(ABOUT THIS TASK):
All of the entries below need to be repeated exactly.

[Opening EXTRACTED MATERIAL section]

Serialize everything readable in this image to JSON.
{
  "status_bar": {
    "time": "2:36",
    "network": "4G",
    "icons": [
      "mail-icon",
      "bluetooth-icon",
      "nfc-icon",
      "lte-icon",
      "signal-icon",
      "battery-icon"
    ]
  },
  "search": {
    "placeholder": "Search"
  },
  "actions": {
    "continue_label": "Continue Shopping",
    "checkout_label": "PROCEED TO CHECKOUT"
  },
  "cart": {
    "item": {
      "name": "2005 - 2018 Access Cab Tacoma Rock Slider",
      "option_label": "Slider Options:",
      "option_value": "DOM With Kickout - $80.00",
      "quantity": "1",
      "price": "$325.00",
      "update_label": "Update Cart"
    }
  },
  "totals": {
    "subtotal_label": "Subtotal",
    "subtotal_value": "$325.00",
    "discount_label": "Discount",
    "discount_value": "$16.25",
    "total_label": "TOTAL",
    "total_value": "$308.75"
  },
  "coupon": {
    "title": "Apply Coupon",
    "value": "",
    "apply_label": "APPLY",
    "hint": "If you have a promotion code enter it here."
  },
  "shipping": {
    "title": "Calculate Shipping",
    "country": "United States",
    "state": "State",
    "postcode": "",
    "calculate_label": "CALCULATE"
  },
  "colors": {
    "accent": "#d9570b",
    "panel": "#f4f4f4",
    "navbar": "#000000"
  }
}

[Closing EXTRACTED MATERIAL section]

(ANSWER SPACE):
Serialize everything readable in this image to JSON.
{
  "status_bar": {
    "time": "2:36",
    "network": "4G",
    "icons": [
      "mail-icon",
      "bluetooth-icon",
      "nfc-icon",
      "lte-icon",
      "signal-icon",
      "battery-icon"
    ]
  },
  "search": {
    "placeholder": "Search"
  },
  "actions": {
    "continue_label": "Continue Shopping",
    "checkout_label": "PROCEED TO CHECKOUT"
  },
  "cart": {
    "item": {
      "name": "2005 - 2018 Access Cab Tacoma Rock Slider",
      "option_label": "Slider Options:",
      "option_value": "DOM With Kickout - $80.00",
      "quantity": "1",
      "price": "$325.00",
      "update_label": "Update Cart"
    }
  },
  "totals": {
    "subtotal_label": "Subtotal",
    "subtotal_value": "$325.00",
    "discount_label": "Discount",
    "discount_value": "$16.25",
    "total_label": "TOTAL",
    "total_value": "$308.75"
  },
  "coupon": {
    "title": "Apply Coupon",
    "value": "",
    "apply_label": "APPLY",
    "hint": "If you have a promotion code enter it here."
  },
  "shipping": {
    "title": "Calculate Shipping",
    "country": "United States",
    "state": "State",
    "postcode": "",
    "calculate_label": "CALCULATE"
  },
  "colors": {
    "accent": "#d9570b",
    "panel": "#f4f4f4",
    "navbar": "#000000"
  }
}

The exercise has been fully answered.